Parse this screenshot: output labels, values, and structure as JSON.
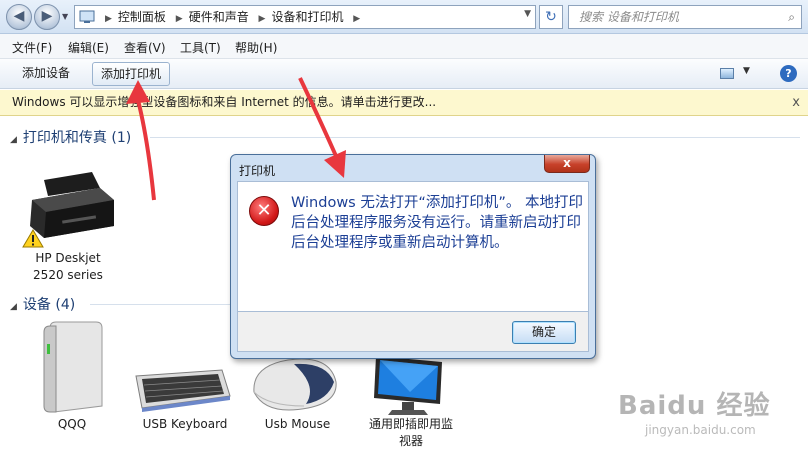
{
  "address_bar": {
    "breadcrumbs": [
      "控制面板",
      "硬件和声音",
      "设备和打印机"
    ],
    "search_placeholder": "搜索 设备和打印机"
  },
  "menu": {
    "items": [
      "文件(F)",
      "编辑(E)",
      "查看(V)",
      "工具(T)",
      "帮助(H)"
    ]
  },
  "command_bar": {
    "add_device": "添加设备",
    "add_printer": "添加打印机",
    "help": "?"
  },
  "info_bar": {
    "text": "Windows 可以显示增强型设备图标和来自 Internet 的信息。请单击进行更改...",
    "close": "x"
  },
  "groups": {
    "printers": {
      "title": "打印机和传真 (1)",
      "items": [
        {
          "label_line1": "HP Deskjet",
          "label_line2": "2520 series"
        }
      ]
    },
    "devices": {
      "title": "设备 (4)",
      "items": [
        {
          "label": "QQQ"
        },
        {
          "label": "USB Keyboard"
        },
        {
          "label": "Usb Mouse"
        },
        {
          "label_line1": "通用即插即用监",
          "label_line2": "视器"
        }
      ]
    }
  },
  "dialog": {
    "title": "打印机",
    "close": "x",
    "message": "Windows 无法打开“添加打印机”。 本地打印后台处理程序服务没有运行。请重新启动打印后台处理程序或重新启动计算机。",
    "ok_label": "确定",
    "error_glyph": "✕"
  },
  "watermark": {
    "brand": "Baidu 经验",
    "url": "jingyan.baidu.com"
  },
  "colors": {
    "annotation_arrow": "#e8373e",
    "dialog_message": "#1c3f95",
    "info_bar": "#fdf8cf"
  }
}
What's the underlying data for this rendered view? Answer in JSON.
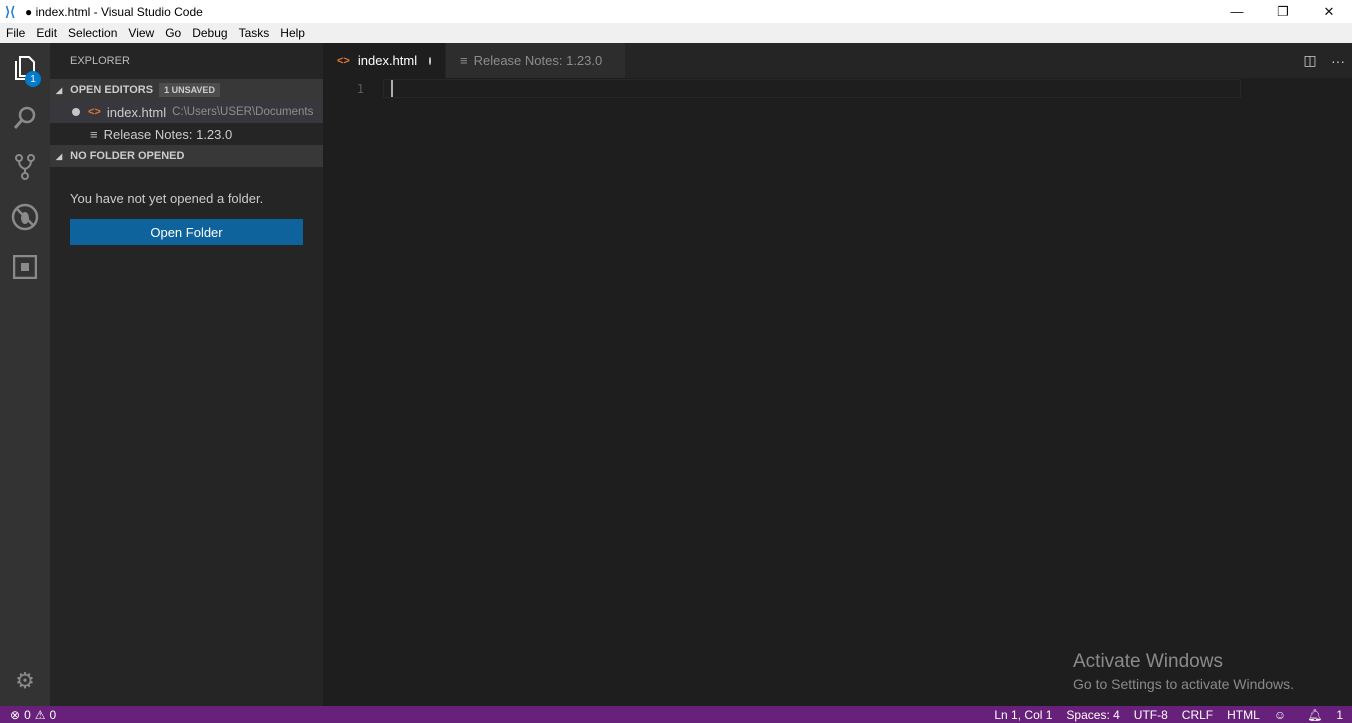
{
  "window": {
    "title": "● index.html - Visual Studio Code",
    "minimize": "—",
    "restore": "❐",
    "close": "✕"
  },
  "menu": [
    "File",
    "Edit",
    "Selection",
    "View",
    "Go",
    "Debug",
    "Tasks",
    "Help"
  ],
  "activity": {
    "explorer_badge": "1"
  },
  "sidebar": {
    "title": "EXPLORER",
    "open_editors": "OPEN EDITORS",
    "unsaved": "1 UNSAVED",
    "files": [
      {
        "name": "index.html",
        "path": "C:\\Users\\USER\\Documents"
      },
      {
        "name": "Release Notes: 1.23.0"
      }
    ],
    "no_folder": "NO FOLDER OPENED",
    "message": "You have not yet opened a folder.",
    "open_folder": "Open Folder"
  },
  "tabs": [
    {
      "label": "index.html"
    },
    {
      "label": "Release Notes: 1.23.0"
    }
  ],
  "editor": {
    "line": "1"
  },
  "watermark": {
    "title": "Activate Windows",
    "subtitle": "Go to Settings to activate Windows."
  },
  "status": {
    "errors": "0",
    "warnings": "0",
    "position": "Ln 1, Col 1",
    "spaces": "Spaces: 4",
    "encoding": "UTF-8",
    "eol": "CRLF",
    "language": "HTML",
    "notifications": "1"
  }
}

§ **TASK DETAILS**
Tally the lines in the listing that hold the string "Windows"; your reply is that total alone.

§ **RESPONSE BELOW**
4